Handmade using recycled paper, traditional Kashmiri handicrafts are united with Aboriginal designers
The Kulama ceremony was given to the Tiwi people by the Nyingawi, who are little spirit people (as depicted in Tiwi mythology). It is a celebration of life and food, occurring at the end of the wet season. The Tiwi know when to perform Kulmana when last full moon of the wet season has a yellow halo surrounding it, which tells them that Japarra (the moon man) is ready for it to begin.
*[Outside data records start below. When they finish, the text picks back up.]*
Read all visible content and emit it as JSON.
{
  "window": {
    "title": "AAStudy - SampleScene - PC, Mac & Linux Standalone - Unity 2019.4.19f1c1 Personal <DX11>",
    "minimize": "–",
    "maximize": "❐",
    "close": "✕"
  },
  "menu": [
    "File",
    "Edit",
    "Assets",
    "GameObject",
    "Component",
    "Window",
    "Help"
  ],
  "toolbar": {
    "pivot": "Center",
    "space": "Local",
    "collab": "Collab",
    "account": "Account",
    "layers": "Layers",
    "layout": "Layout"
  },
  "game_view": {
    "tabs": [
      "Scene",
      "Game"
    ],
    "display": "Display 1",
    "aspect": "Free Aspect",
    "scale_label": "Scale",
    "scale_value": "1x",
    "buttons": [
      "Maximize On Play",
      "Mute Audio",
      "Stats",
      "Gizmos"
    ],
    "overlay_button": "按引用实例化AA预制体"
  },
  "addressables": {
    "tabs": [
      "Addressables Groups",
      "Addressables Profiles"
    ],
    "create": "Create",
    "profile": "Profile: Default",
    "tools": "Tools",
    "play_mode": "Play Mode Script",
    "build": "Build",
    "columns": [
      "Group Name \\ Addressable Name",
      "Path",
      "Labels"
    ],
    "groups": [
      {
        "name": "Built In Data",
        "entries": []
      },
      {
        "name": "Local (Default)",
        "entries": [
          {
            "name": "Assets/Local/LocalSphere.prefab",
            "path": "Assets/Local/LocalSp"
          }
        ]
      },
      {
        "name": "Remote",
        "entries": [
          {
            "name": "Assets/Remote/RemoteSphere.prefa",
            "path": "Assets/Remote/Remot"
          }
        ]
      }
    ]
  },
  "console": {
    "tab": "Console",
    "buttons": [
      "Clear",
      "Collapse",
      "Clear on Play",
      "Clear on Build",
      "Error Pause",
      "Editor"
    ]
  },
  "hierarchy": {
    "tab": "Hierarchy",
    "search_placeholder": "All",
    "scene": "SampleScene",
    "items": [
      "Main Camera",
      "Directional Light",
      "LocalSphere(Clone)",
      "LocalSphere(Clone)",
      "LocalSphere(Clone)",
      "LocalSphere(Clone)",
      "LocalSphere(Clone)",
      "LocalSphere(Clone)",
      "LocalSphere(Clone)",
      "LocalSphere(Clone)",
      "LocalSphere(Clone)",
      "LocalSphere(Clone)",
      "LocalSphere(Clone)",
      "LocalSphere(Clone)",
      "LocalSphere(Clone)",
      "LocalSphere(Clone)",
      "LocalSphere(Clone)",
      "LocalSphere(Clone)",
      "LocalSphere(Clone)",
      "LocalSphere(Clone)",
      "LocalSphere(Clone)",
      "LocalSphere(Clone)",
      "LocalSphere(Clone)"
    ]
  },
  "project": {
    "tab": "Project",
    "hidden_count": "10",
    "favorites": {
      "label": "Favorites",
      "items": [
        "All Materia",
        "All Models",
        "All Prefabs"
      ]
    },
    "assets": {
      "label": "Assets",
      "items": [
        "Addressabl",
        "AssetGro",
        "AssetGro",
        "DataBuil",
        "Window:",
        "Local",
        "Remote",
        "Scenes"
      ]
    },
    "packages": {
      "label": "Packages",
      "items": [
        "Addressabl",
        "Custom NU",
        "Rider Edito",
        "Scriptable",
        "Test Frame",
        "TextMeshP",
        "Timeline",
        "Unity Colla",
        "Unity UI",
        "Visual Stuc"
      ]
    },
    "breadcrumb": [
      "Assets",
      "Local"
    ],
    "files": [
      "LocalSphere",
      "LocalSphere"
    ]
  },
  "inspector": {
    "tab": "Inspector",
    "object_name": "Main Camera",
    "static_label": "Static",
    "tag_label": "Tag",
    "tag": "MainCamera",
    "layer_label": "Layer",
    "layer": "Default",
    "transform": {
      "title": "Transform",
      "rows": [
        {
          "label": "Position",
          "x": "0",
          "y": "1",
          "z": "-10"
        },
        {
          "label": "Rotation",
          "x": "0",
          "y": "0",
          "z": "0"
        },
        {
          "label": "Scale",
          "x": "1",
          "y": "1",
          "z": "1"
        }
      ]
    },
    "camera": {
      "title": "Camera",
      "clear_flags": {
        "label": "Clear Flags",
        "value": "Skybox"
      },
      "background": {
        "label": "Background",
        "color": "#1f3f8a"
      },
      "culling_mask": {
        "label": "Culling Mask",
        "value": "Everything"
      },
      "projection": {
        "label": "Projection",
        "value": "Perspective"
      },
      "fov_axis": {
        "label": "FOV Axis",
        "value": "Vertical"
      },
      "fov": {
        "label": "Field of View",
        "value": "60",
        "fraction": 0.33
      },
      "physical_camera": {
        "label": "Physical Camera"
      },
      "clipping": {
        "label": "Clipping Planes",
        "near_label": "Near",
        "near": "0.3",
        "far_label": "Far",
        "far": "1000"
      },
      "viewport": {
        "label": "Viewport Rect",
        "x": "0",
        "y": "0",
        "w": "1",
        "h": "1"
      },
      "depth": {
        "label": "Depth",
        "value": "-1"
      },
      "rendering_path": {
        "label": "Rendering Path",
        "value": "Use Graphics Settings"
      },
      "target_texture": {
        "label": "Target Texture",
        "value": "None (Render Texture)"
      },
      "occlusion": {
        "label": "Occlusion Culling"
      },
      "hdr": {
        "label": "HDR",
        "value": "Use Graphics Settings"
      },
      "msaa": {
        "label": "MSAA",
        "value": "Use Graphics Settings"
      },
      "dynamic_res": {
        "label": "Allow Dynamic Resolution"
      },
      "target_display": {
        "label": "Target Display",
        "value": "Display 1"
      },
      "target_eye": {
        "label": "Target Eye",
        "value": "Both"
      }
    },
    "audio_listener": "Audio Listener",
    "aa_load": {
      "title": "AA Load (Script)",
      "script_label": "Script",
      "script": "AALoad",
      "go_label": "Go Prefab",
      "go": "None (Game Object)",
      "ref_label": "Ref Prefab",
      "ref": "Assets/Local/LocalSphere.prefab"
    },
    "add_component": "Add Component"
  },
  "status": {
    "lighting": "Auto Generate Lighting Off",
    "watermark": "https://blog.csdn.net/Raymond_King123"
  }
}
Ngurunderi came down the river with his two sons, who he lost in the scrub after hunting emus with them. He walked around looking for them. When near Kingston S.E. he met an old magic man who had captured his sons. They had a war fight with magic and weapons. Ngurunderi won the fight and burnt the magic man’s body the old way, the flames turned his body into 3 rocks. The rocks are called ‘The Granites’ in English, and can be seen on the Coorong today. Ngurunderi came back along the Coorong, digging water from soakage’s along the way, to Victor Harbour. He made all of that Country. This painting was completed during a developmental workshop with Better World Arts, supported by Arts SA. Cedric experimented with colour and line to evolve his work into a bold and flowing style, saturated with life and passion.